February 2005

In botany, as in zoology, classifiers seek to erect genera (and families as well) which are monophyletic. This means that all members of the group descend from a common ancestor and are more closely related to each other than they are to members of other groups. However, discovering how things are related – and constructing a “family tree” to show this – has not always been easy. Recently, DNA evidence has emerged as a powerful new tool to help in sorting things out. As more work is done in the Crassulaceae (or stonecrop family, the group in which Sedum is placed), the genus Sedum is sure come under attack. It has long been the “garbage can” of the family, the place where new species are dumped when they don’t fit anywhere else. This has resulted in a large and unwieldy grouping which everyone realizes is not monophyletic. Once the true relationships are sorted out, multiple genera will inevitably have to be created to accommodate all the disparate plants now placed in Sedum.

Within the genus, our featured plant belongs to the group Pachysedum. This is a Mexican group which tends to have relatively large, conspicuously succulent leaves and woody stems. It seems likely that these plants are more closely related to the Echeverias and Graptopetalums than they are to other Sedum groups. As evidence of this, there are many hybrids between Pachysedum species and both Echeverias and Graptopetalums, and these are often seen in cultivation. Included in the group are some of the largest species in Sedum.

S. dendroideum is closely related to the commonly-cultivated Sedum praealtum, sometimes treated as a subspecies (Sedum dendroideum ssp. praealtum) and sometimes considered a separate species. S. praealtum is quite common in California gardens, and has escaped and naturalized in some locations. The two species both have a shrubby habit of growth and bright-yellow flowers, but shrubs of S. praealtum are more sprawling and tangled while those of S. dendroideum tend to be more upright-growing and neater. There are also differences in the leaves, which tend to be somewhat pointier in S. praealtum and more blunt in S. dendroideum. A key distinction is the characteristic row of glands visible along the edges of the leaves in S. dendroideum. These redden in response to high levels of light, so that the plants typically show bright-red margins. Plants of S. praealtum may have some red at the leaf-tips as well, but not to the degree displayed by S. dendroideum.

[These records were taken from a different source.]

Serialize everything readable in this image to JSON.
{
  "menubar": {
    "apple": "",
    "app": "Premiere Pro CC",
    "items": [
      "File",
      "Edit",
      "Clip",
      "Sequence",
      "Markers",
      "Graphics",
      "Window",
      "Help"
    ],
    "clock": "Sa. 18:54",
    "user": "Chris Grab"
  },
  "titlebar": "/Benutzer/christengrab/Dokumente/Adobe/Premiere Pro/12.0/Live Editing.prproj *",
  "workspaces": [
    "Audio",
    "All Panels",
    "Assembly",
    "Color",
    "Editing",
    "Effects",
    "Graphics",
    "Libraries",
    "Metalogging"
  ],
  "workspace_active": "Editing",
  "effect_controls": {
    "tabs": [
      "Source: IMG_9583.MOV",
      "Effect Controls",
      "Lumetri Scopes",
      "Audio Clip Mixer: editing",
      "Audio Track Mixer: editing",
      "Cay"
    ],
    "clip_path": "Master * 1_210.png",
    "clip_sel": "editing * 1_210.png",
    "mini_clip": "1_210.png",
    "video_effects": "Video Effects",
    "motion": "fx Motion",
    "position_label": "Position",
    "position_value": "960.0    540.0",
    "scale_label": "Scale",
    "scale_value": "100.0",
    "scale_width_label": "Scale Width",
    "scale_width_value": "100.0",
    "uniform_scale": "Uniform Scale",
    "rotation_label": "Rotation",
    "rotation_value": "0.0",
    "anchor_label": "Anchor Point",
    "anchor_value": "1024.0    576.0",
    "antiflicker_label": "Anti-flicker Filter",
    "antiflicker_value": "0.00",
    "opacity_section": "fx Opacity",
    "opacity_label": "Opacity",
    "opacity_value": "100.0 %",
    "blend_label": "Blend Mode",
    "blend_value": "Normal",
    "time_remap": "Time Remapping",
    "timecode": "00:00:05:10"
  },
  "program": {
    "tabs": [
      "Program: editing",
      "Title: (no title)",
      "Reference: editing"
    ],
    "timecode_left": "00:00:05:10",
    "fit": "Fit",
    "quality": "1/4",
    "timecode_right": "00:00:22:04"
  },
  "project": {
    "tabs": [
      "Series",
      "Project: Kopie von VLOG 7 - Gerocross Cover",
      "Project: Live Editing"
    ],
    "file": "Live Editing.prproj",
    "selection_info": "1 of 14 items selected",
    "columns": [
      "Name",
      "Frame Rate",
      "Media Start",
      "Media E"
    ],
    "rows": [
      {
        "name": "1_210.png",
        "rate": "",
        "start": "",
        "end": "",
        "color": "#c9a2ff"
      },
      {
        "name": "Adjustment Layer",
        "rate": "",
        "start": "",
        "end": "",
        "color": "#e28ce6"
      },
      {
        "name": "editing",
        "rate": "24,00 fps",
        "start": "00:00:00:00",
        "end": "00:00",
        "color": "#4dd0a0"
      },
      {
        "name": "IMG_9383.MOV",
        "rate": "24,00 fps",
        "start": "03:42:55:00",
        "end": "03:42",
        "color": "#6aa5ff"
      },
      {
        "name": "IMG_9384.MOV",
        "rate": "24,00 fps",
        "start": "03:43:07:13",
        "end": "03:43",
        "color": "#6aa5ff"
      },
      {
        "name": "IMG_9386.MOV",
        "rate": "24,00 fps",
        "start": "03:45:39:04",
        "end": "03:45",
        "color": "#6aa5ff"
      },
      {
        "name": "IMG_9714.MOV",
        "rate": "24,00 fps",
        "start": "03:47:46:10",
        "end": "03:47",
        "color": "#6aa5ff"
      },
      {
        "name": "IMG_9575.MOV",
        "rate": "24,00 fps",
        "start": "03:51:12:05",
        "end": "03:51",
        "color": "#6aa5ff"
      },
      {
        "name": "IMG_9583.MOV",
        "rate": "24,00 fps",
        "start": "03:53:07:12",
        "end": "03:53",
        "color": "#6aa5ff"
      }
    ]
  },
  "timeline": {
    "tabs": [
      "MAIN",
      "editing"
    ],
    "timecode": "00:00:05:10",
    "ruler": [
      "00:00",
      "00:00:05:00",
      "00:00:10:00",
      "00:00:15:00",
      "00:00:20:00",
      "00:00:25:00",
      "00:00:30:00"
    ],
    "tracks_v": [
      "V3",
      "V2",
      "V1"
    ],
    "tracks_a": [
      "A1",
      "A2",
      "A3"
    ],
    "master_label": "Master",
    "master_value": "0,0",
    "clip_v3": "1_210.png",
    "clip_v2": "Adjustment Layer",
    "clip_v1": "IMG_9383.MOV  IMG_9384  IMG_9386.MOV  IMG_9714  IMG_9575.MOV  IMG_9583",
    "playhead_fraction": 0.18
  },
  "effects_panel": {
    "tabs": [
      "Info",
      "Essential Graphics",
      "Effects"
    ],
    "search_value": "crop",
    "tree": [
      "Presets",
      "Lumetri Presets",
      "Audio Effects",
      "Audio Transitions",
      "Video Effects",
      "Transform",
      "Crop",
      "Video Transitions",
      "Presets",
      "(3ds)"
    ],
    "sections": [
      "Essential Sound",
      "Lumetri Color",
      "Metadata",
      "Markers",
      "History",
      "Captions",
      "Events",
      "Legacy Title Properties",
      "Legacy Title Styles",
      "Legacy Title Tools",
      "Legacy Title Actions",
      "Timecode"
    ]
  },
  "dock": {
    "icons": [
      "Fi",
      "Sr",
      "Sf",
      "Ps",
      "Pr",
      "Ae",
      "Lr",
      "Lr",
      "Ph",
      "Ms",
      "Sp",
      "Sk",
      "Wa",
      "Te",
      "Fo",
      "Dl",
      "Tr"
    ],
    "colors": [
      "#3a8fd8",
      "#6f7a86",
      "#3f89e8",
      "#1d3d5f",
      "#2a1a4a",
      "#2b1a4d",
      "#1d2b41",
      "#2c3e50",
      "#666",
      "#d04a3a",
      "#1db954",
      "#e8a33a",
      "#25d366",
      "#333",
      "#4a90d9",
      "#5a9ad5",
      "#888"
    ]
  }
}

The general appearance of a plant of Sedum dendroideum is somewhat similar to that of a jade tree (Crassula ovata), and casual observers sometimes mistakenly take it for this, but the jade tree develops a thicker trunk and has pink flowers. There are some forms of S. dendroideum which reach only a foot or 2 in height, but the form we have at RBG is larger than this, and has reached over 3 ft. (one meter) tall. One population has been reported in southern Mexico with plants up to 9 ft. high (nearly 3 meters). It is easy to grow, roots readily from cuttings, and makes a very attractive garden subject. Of course, it is especially showy when the flowers provide a burst of intense yellow.